== ENTRIES SUPPLIED

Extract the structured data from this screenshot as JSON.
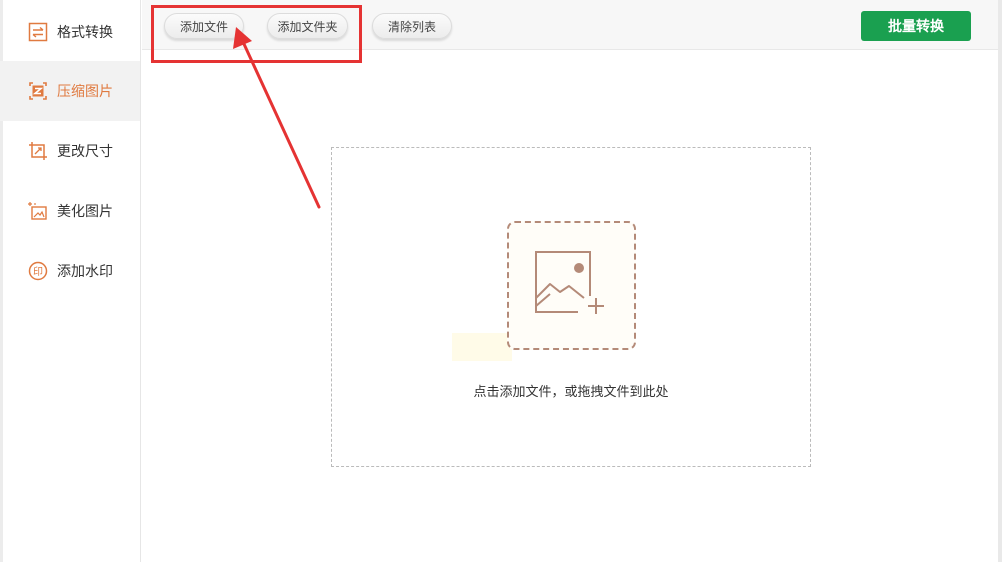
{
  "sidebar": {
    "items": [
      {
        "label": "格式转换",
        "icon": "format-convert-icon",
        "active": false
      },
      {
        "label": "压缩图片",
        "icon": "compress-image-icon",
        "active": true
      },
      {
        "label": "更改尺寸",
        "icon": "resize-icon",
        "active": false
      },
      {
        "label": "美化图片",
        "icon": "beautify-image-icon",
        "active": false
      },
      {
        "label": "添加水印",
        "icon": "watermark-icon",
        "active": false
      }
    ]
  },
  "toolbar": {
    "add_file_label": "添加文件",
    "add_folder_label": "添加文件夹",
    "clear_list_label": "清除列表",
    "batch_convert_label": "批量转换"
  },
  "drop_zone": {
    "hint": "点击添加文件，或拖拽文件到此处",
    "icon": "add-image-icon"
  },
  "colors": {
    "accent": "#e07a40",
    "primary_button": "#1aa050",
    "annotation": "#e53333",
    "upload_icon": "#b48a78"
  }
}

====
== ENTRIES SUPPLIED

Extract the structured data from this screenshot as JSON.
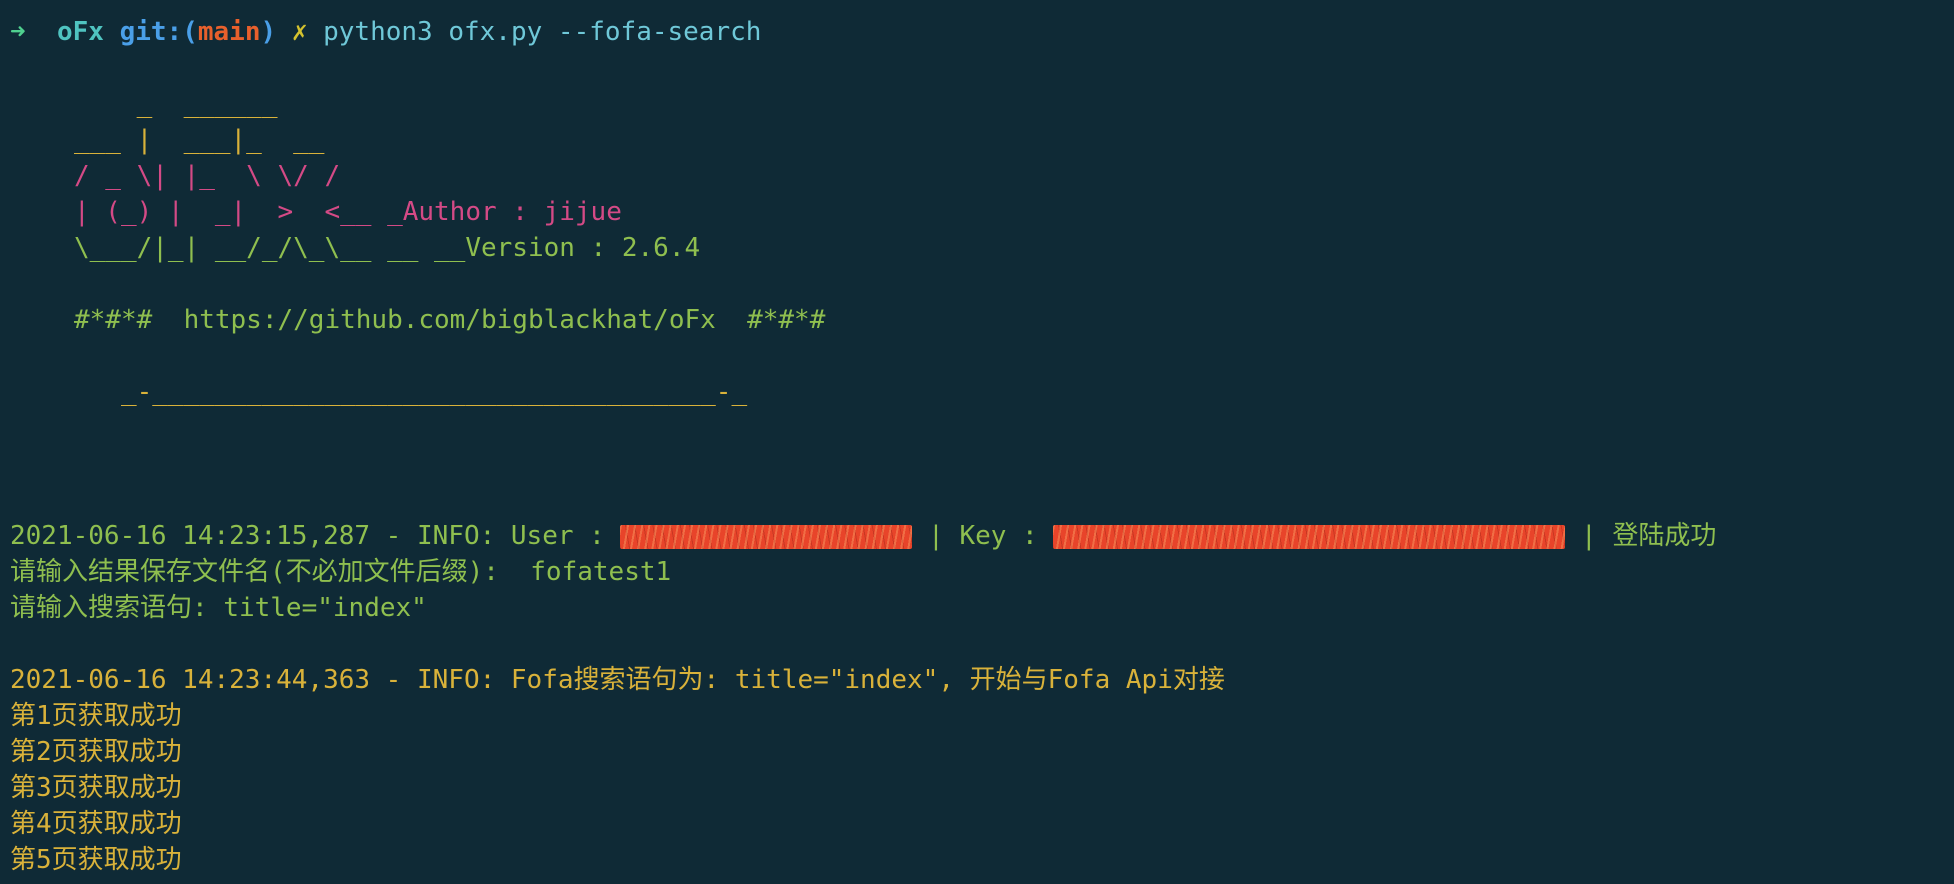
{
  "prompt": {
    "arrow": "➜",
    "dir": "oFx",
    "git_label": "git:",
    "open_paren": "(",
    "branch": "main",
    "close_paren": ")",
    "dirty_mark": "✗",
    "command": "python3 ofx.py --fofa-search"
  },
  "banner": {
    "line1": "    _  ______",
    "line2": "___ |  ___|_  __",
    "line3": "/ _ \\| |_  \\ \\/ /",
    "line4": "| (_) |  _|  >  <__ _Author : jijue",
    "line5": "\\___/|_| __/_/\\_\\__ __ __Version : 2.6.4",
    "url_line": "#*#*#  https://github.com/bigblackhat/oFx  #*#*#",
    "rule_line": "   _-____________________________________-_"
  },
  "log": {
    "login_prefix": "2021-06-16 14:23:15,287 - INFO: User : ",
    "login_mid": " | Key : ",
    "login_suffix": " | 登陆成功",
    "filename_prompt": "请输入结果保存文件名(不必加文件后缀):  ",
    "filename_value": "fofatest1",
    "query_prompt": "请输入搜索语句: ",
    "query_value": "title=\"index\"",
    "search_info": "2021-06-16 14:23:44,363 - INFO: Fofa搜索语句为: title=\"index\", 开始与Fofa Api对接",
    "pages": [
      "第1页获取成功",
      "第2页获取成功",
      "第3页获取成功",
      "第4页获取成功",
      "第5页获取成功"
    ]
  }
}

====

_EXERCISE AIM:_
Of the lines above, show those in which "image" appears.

_SOLUTION FOR THIS PROBLEM:_
        "icon": "compress-image-icon",
        "icon": "beautify-image-icon",
    "icon": "add-image-icon"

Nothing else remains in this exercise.